The story America likes to tell about herself is full of rugged individuals. A family of pioneers heading west to make a new life for themselves. Two young men road tripping across the country searching for God. Wearing rags and dreaming of riches. Pulling bootstraps. That’s our mythology, anyway, immortalized by national storytellers like F. Scott Fitzgerald and Jack Kerouac, and reinforced every year by literature teachers in high schools everywhere. Anyone can make it if they work hard enough and dream big enough.
But America has another story to tell.
The struggle to form a more perfect union is one that is borne by every generation. The resilience of her native daughters and sons who survived genocide and relocation. The strength of her daughters and sons whose stolen labor built this country. The faith conviction of preachers and parishioners who pushed to end and abolish slavery. The moral conscience of activists who toiled to serve immigrants, factory workers, and the indigent in 20th century cities.
These are not stories of rugged individuals, but of resilient communities. The American narrative is replete with people who stand up and fight for their communities. With those who are able to empathize with the plight of others and see themselves in the stories of their neighbors.

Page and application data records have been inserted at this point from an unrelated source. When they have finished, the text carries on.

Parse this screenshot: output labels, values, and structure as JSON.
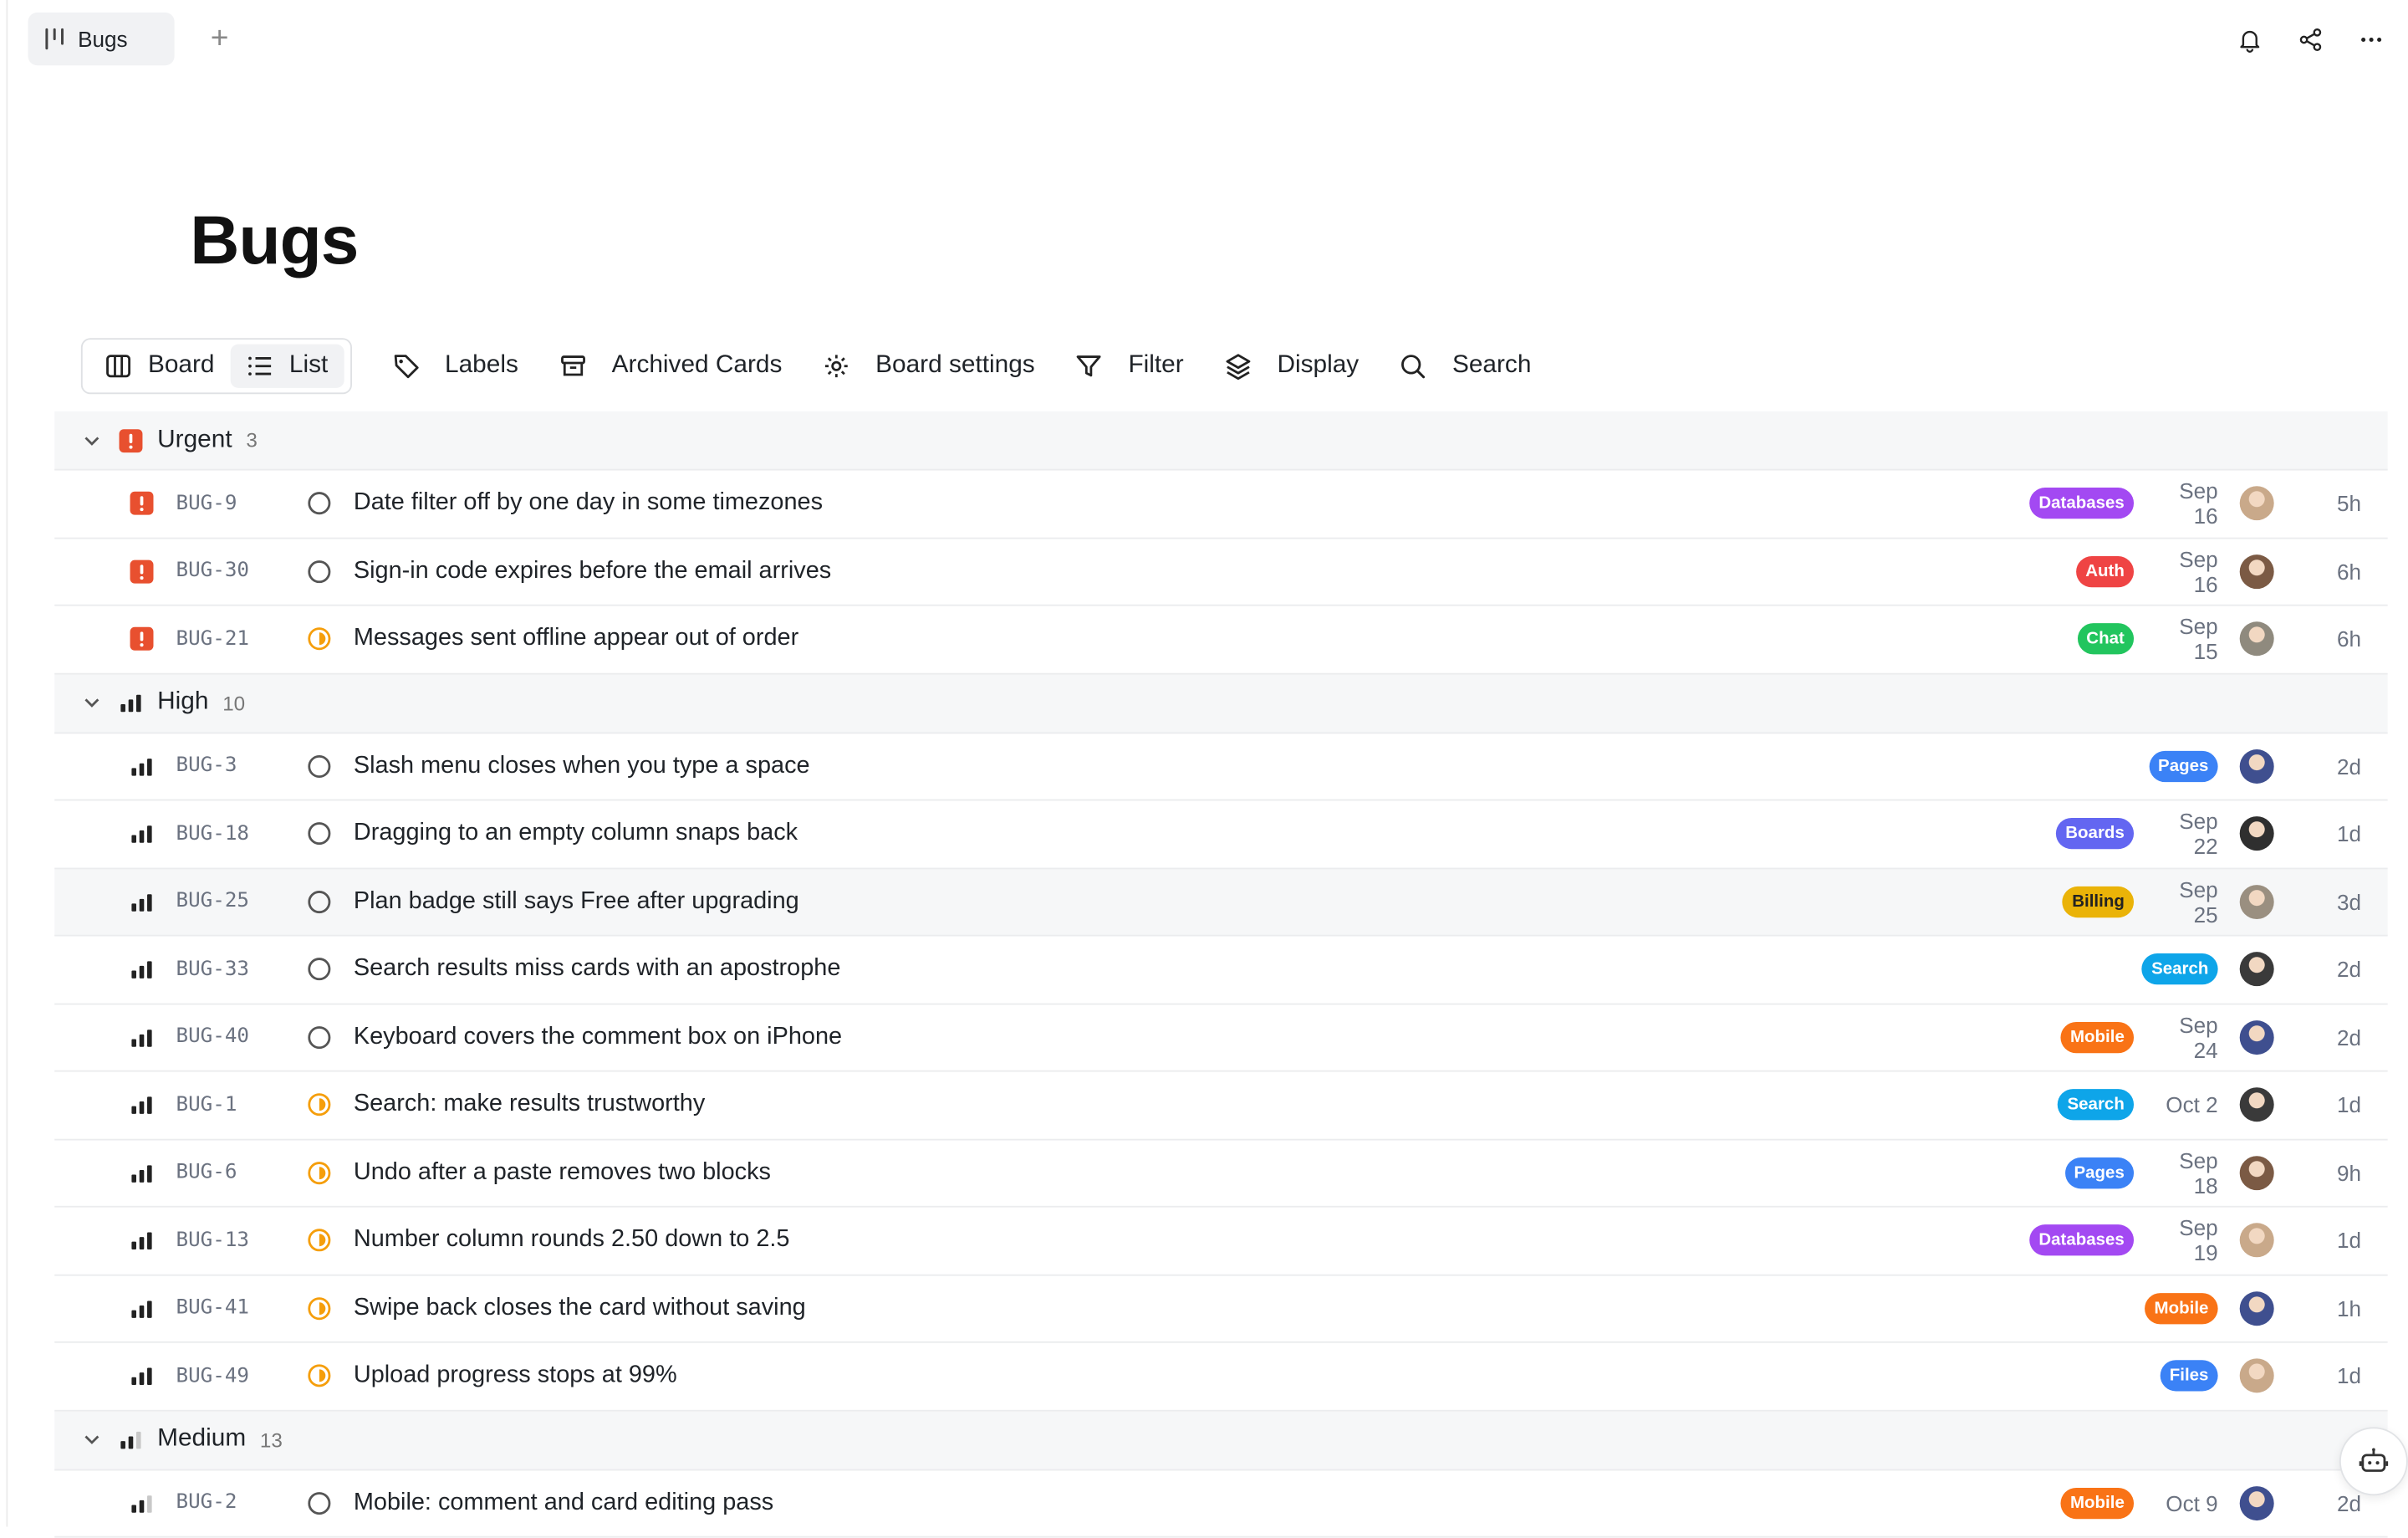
{
  "tab": {
    "title": "Bugs",
    "add_symbol": "+"
  },
  "page": {
    "title": "Bugs"
  },
  "toolbar": {
    "board": "Board",
    "list": "List",
    "labels": "Labels",
    "archived": "Archived Cards",
    "settings": "Board settings",
    "filter": "Filter",
    "display": "Display",
    "search": "Search"
  },
  "colors": {
    "urgent": "#e8502f",
    "progress": "#f59e0b",
    "Databases": "#a349f2",
    "Auth": "#ef4444",
    "Chat": "#22c55e",
    "Pages": "#3b82f6",
    "Boards": "#6366f1",
    "Billing": "#eab308",
    "Search": "#0ea5e9",
    "Mobile": "#f97316",
    "Files": "#3b82f6"
  },
  "groups": [
    {
      "name": "Urgent",
      "count": "3",
      "priority": "urgent",
      "rows": [
        {
          "id": "BUG-9",
          "title": "Date filter off by one day in some timezones",
          "status": "todo",
          "label": "Databases",
          "date": "Sep 16",
          "avatar": "#c9a98a",
          "age": "5h"
        },
        {
          "id": "BUG-30",
          "title": "Sign-in code expires before the email arrives",
          "status": "todo",
          "label": "Auth",
          "date": "Sep 16",
          "avatar": "#7b5a44",
          "age": "6h"
        },
        {
          "id": "BUG-21",
          "title": "Messages sent offline appear out of order",
          "status": "progress",
          "label": "Chat",
          "date": "Sep 15",
          "avatar": "#8f8a7e",
          "age": "6h"
        }
      ]
    },
    {
      "name": "High",
      "count": "10",
      "priority": "high",
      "rows": [
        {
          "id": "BUG-3",
          "title": "Slash menu closes when you type a space",
          "status": "todo",
          "label": "Pages",
          "date": "",
          "avatar": "#3f4f8f",
          "age": "2d"
        },
        {
          "id": "BUG-18",
          "title": "Dragging to an empty column snaps back",
          "status": "todo",
          "label": "Boards",
          "date": "Sep 22",
          "avatar": "#2f2f2f",
          "age": "1d"
        },
        {
          "id": "BUG-25",
          "title": "Plan badge still says Free after upgrading",
          "status": "todo",
          "label": "Billing",
          "date": "Sep 25",
          "avatar": "#9a8f80",
          "age": "3d",
          "alt": true
        },
        {
          "id": "BUG-33",
          "title": "Search results miss cards with an apostrophe",
          "status": "todo",
          "label": "Search",
          "date": "",
          "avatar": "#3a3a3a",
          "age": "2d"
        },
        {
          "id": "BUG-40",
          "title": "Keyboard covers the comment box on iPhone",
          "status": "todo",
          "label": "Mobile",
          "date": "Sep 24",
          "avatar": "#3f4f8f",
          "age": "2d"
        },
        {
          "id": "BUG-1",
          "title": "Search: make results trustworthy",
          "status": "progress",
          "label": "Search",
          "date": "Oct 2",
          "avatar": "#3a3a3a",
          "age": "1d"
        },
        {
          "id": "BUG-6",
          "title": "Undo after a paste removes two blocks",
          "status": "progress",
          "label": "Pages",
          "date": "Sep 18",
          "avatar": "#7b5a44",
          "age": "9h"
        },
        {
          "id": "BUG-13",
          "title": "Number column rounds 2.50 down to 2.5",
          "status": "progress",
          "label": "Databases",
          "date": "Sep 19",
          "avatar": "#c9a98a",
          "age": "1d"
        },
        {
          "id": "BUG-41",
          "title": "Swipe back closes the card without saving",
          "status": "progress",
          "label": "Mobile",
          "date": "",
          "avatar": "#3f4f8f",
          "age": "1h"
        },
        {
          "id": "BUG-49",
          "title": "Upload progress stops at 99%",
          "status": "progress",
          "label": "Files",
          "date": "",
          "avatar": "#c9a98a",
          "age": "1d"
        }
      ]
    },
    {
      "name": "Medium",
      "count": "13",
      "priority": "medium",
      "rows": [
        {
          "id": "BUG-2",
          "title": "Mobile: comment and card editing pass",
          "status": "todo",
          "label": "Mobile",
          "date": "Oct 9",
          "avatar": "#3f4f8f",
          "age": "2d"
        }
      ]
    }
  ]
}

For American Muslims, especially those of us from immigrant backgrounds, it is profoundly critical to know and share our stories. Our chapters in the American narrative, such as taking part in the American Labor movement, are often untold. It is also no small point that the Japanese American Citizens League was one of the first national civic organizations to reach out to American Muslims after the attacks of 9/11. Hearing echoes of their own history as they witness anti-Muslim bigotry, Japanese Americans have continued to take a strong stand against Islamophobia and to strengthen bonds with American Muslims.
Knowing our own history underscores our connection with other communities. Further, it can model a framework from which we can collaborate with other conscientious Americans to build healthy and strong communities across the country.
This Labor Day Weekend, the Islamic Society of North America is hosting their annual convention in Chicago, with the theme “Stories of Resilience: Strengthening the American Muslim Narrative.” Formerly taboo topics, such as sexual abuse in our communities, will be aired. Activists will share best practices around tackling racism and economic disparity. Controversial strategies around countering violent extremism and Palestinian rights will be debated. The conference will showcase the resilience of American Muslims – especially those who’ve been historically marginalized – and share stories of our forbears in this country and abroad.
Ultimately, what I think the conference will show, is that the story of American Muslim resilience is one where our diverse communities work together to overcome the divisions of racism, sectarianism, classism, and misogyny. One where we honor our differences, hold fast to the rope of God, learn about, and multiply the good work that is already being done.
Needless to say, I’m thrilled about the theme and discussion topics that will be covered throughout the weekend (full disclosure – I was a member of the ISNA Convention Program Committee this year). And, I’ll be there, offering my perspectives on how mosques can be more inclusive of women and girls. Come by and share your own story of resilience!